»»
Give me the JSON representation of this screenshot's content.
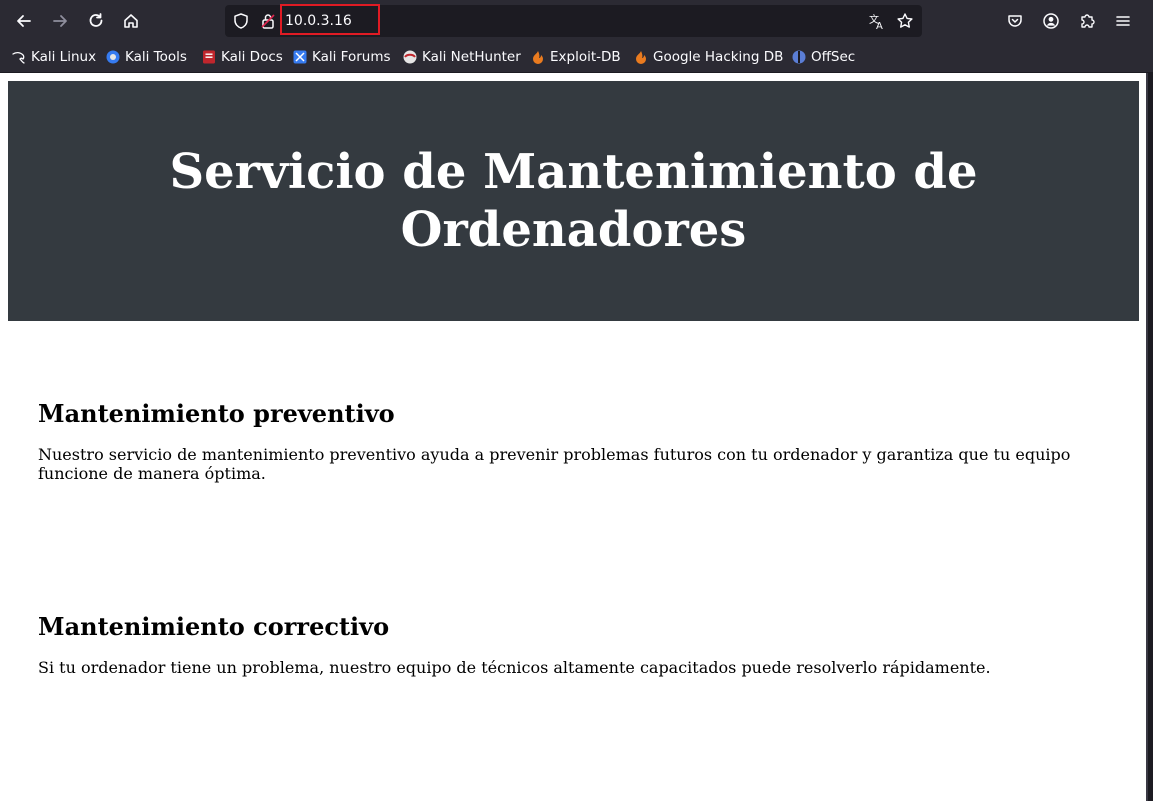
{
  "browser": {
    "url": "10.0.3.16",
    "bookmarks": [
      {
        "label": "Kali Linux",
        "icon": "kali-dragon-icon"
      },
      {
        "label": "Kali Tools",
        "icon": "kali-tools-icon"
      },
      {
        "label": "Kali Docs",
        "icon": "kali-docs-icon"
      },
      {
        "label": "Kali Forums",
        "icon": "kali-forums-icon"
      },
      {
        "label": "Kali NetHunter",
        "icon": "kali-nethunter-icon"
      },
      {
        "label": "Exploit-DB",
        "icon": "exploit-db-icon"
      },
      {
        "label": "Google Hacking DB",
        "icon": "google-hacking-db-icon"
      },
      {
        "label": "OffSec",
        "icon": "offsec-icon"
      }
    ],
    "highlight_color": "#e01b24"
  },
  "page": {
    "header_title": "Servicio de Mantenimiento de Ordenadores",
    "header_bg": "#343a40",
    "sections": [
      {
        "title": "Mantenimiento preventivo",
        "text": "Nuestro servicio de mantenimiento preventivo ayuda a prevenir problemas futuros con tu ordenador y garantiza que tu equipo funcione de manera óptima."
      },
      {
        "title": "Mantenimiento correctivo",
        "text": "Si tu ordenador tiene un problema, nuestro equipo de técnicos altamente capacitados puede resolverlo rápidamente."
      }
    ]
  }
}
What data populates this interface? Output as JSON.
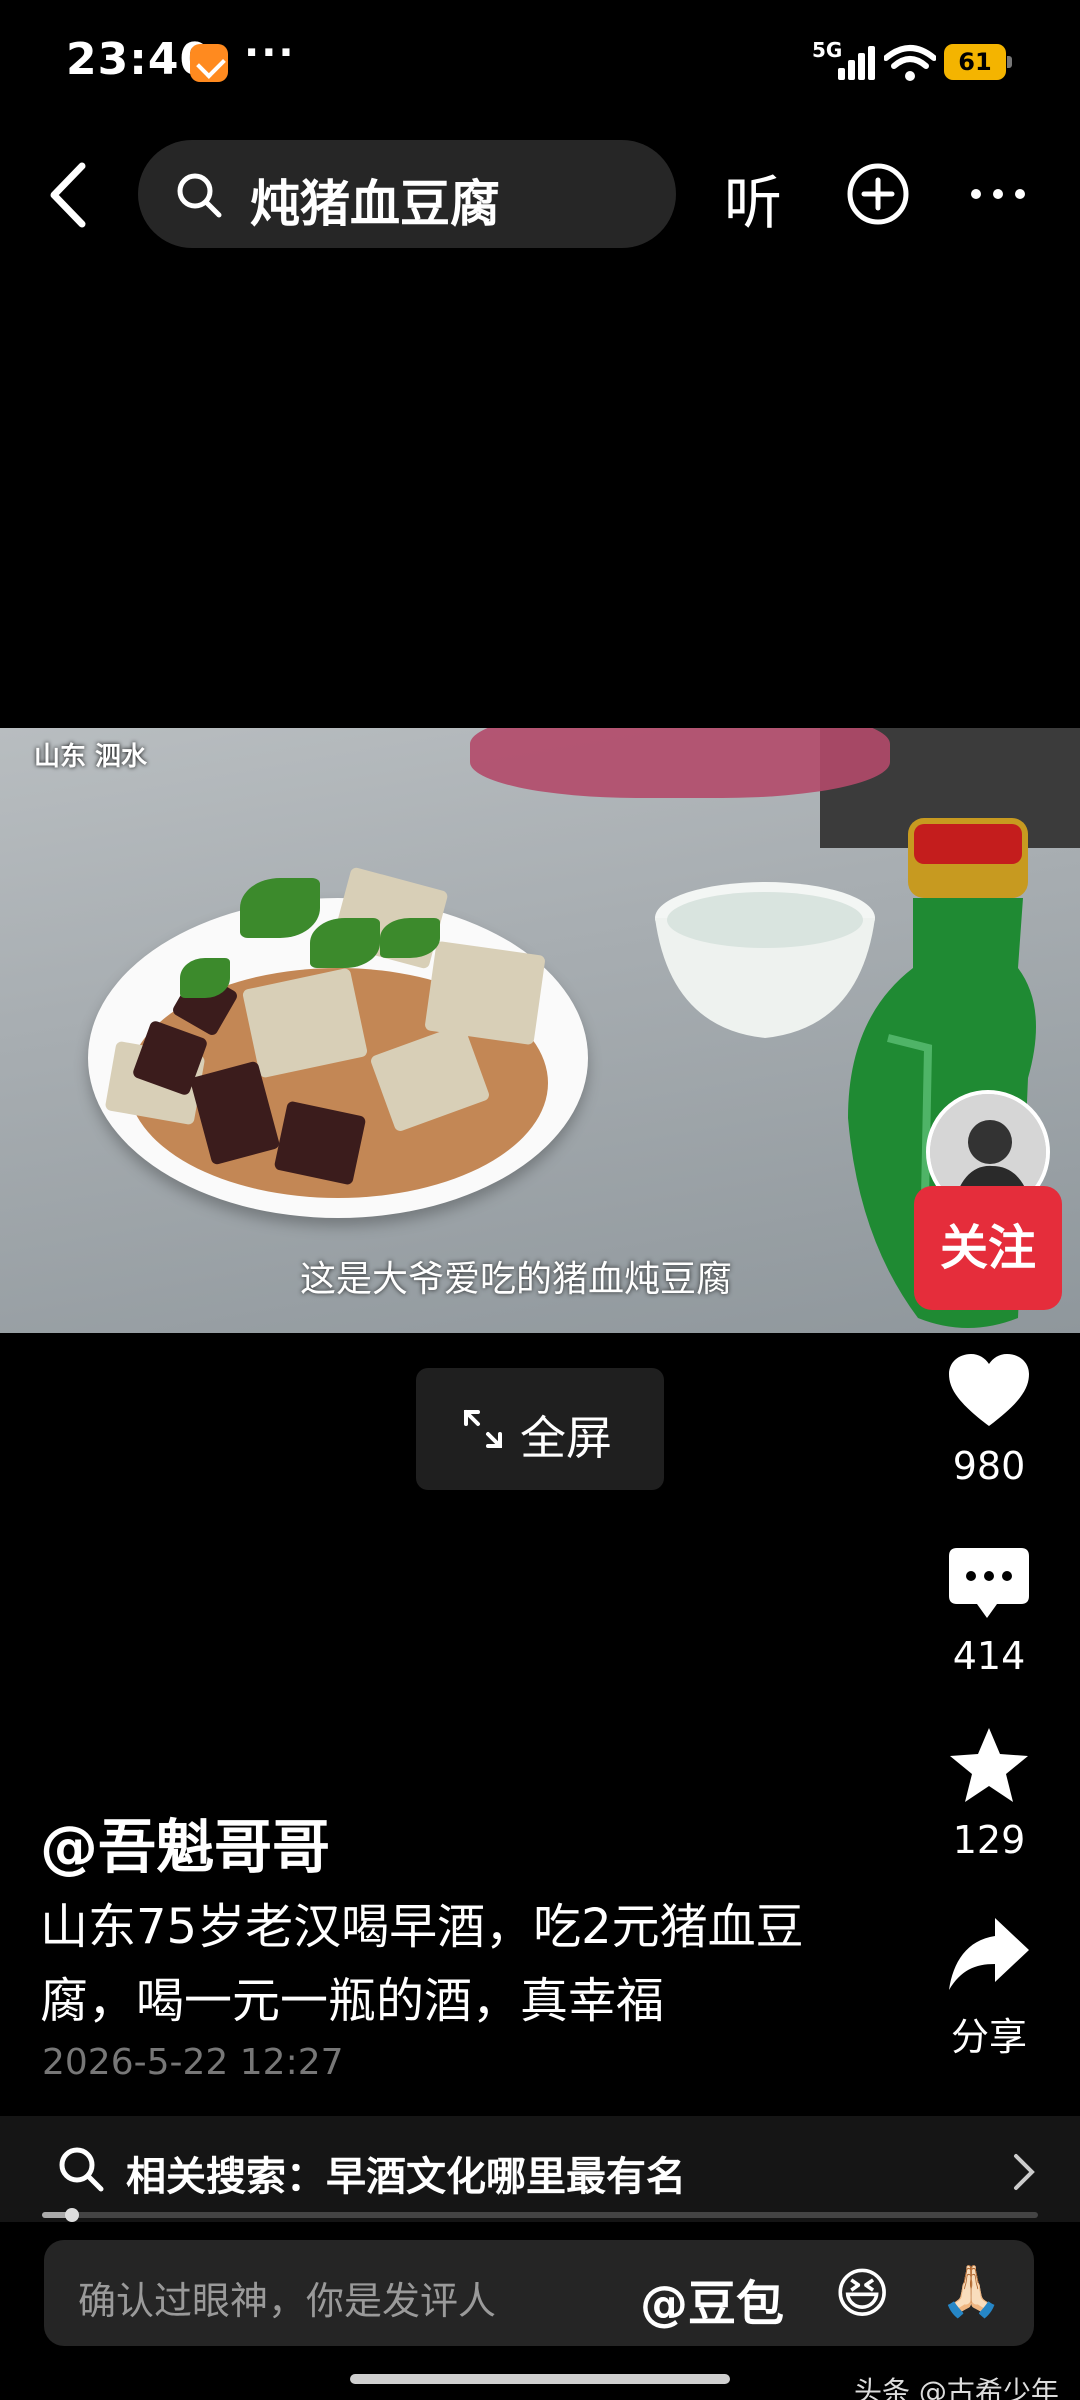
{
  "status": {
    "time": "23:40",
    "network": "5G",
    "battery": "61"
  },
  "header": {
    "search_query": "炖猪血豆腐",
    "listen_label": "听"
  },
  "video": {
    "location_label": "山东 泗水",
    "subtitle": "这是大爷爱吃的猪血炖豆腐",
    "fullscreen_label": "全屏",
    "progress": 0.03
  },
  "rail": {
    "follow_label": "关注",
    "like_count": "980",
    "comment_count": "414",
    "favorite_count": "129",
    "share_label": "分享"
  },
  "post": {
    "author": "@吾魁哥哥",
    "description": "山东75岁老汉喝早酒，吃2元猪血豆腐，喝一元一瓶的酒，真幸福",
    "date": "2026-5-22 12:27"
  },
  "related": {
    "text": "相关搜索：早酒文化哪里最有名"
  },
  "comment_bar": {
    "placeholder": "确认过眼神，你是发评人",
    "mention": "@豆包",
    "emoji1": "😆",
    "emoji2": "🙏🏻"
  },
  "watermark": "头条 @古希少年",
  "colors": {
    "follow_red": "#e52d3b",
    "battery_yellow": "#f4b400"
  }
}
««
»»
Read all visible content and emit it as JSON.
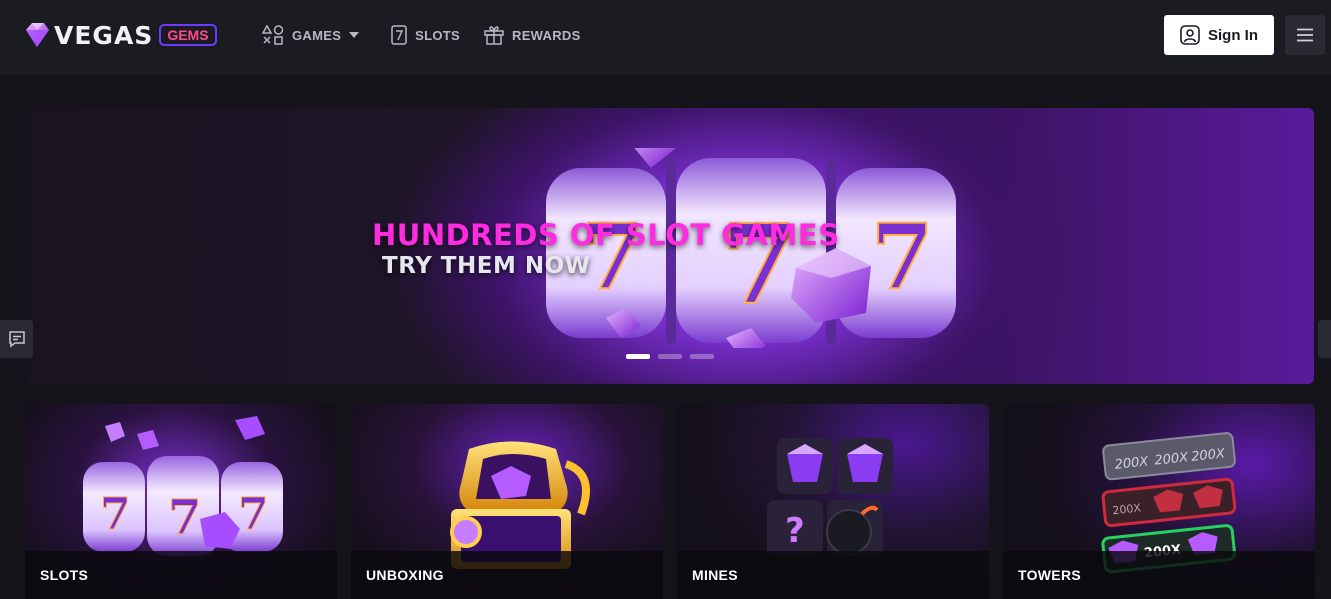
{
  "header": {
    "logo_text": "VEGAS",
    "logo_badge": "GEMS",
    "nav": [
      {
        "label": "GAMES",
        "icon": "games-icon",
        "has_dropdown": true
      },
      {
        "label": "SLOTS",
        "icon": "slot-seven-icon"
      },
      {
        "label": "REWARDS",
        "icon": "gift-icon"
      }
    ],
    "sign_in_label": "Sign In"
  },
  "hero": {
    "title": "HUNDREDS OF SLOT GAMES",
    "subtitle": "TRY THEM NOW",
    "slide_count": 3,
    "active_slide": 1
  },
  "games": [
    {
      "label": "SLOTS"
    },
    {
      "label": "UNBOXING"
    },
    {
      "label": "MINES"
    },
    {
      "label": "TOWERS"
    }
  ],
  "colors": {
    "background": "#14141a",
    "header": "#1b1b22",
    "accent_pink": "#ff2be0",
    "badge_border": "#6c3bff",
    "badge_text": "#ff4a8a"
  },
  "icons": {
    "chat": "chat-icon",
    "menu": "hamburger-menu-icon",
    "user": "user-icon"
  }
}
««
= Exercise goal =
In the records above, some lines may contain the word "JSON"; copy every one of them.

= Response box =
Give me the JSON representation of this screenshot's content.
What data populates this interface? Output as JSON.
Read all visible content and emit it as JSON.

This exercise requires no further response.